The Covid-19 pandemic forced most organisations and refugee service providers, including the UNHCR Egypt office, to close offices in preference for remote working. Further, the UNHCR came to rely on online communications such as via zoom including in conducting interviews with refugees. During this period, the handling of refugees’ applications and the conduct of awareness raising sessions were held through online video and audio-conferencing platforms. In spite of this adaptation, most of this work was stalled by connectivity and accessibility challenges faced by the refugees.
The Right to Education
With the pandemic effects of quarantines and lock downs, virtual life became inevitable for common activities including education. Many education institutions have embraced distance learning which is majorly reliant on internet access and connectivity. The UNHCR –Egypt Fact sheet for July 2020 notes that more than half of all refugees and asylum-seekers registered with UNHCR are children and youths of school age.
However, the digital approach raises questions as to whether refugee students can afford and are accessing the education delivered via digital platforms. As the UNHCR has noted, most of the refugee and host communities have limited access to hardware devices, and connectivity is thus prohibitively expensive. Additionally, lack of access also limits acquisition/development of the digital literacy and skills required by teachers, students, and their communities to make the most of the available learning resources.
The United Nations Children’s Fund (UNICEF) has proposed some solutions, including the use and prioritisation of digital and broadcast remote learning policies to universally address the needs of all households and to accommodate situations where children do not have the necessary technological assets at home, through deliberate policies that facilitate infrastructure development in technology for displaced persons and children in remote and rural areas and those displaced by emergencies.
Conclusion and Recommendations
The high costs of computers and smartphones and of accessing the internet have left most refugees without connectivity. Similarly, enabling tools like SIM cards are usually hard to access for refugees without official documents.

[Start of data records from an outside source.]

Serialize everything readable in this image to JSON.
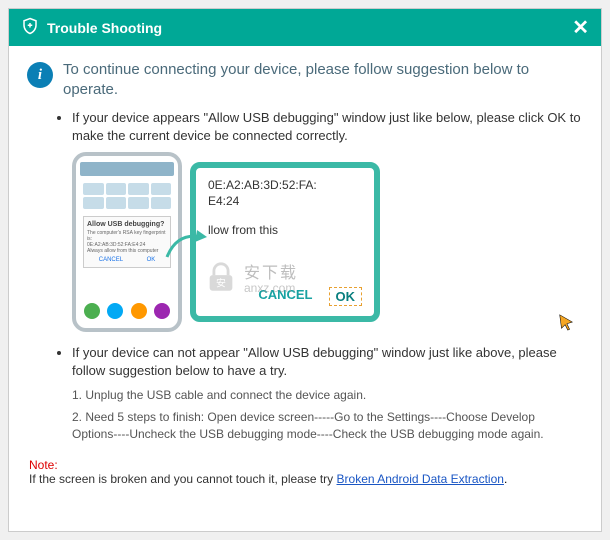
{
  "header": {
    "title": "Trouble Shooting",
    "close": "✕"
  },
  "intro": "To continue connecting your device, please follow suggestion below to operate.",
  "bullets": {
    "b1": "If your device appears \"Allow USB debugging\" window just like below, please click OK to make the current device  be connected correctly.",
    "b2": "If your device can not appear \"Allow USB debugging\" window just like above, please follow suggestion below to have a try."
  },
  "phone_popup": {
    "title": "Allow USB debugging?",
    "line1": "The computer's RSA key fingerprint is:",
    "line2": "0E:A2:AB:3D:52:FA:E4:24",
    "line3": "Always allow from this computer",
    "cancel": "CANCEL",
    "ok": "OK"
  },
  "tablet": {
    "mac": "0E:A2:AB:3D:52:FA:",
    "mac2": "E4:24",
    "mid": "llow from this",
    "cancel": "CANCEL",
    "ok": "OK"
  },
  "steps": {
    "s1": "1. Unplug the USB cable and connect the device again.",
    "s2": "2. Need 5 steps to finish: Open device screen-----Go to the Settings----Choose Develop Options----Uncheck the USB debugging mode----Check the USB debugging mode again."
  },
  "note": {
    "label": "Note:",
    "text": "If the screen is broken and you cannot touch it, please try ",
    "link": "Broken Android Data Extraction",
    "after": "."
  },
  "watermark": {
    "cn": "安下载",
    "url": "anxz.com"
  }
}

Refugees have a right to access the internet and to enjoy all digital rights and freedoms. Accordingly, there should be the necessary infrastructure to enable access to services and information. However, the impediments that came because of Covid-19 have fundamentally affected online activities including learning for refugees.
The Egyptian government is therefore urged to take all measures that aim to ensure accessible and affordable internet to all individuals including refugees whose health and education continue to be greatly threatened by the Covid-19 pandemic.

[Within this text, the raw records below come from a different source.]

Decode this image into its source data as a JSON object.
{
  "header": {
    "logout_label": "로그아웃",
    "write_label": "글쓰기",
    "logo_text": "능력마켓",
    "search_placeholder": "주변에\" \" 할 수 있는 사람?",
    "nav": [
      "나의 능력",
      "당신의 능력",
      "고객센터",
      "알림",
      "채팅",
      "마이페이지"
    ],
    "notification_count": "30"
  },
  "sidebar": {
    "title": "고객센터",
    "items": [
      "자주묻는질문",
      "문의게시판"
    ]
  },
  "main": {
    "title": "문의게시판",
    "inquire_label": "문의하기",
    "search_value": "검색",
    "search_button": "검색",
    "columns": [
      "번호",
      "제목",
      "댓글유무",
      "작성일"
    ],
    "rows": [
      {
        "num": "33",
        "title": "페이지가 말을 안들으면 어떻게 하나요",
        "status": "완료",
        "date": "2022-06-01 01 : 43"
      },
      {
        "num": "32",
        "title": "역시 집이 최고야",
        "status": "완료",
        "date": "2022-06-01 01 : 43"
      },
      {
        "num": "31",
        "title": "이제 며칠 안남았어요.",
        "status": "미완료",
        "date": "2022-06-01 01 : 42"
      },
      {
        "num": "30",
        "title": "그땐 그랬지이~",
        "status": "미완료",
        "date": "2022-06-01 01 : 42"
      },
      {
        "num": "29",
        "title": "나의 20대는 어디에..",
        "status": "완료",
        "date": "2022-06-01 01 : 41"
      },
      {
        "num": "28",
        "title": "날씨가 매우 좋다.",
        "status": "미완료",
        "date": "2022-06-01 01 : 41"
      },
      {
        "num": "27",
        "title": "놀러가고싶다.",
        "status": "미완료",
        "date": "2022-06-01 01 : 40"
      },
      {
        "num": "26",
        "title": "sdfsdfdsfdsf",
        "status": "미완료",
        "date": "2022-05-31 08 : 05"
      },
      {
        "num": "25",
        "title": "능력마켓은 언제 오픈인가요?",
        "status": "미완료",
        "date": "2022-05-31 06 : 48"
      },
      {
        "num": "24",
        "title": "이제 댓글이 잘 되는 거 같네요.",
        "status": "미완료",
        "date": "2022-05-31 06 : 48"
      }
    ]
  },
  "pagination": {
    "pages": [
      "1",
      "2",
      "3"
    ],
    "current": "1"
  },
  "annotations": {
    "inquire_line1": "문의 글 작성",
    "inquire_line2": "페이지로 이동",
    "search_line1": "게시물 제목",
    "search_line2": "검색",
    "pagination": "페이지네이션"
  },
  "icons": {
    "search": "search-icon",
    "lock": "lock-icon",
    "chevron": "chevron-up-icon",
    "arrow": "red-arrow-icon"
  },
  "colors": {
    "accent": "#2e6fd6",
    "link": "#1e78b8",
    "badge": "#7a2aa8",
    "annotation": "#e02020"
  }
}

Specifically, the government and responsible agencies such as the UNHCR should double their efforts to ensure that refugee communities have access to SIM cards to facilitate easy internet access by easing on the stringent requirements to register for SIM cards. In this regard, the government should allow refugees to use their UNHCR-issued identity cards to register for telephone and internet services.
Additionally, it is critical that measures are taken to ensure that refugee students do not miss out on education by providing the necessary digital technologies to enable them attend school and sit for their examinations.
Mohamed Farahat is a 2020 CIPESA Fellow. He is an Egyptian human rights lawyer, specialising in refugees and migration. As part of the fellowship, he is documenting inclusion of refugees in the technology-based responses to the Covid-19 pandemic in Egypt; and the role of the judiciary in the internet freedom landscape in North Africa.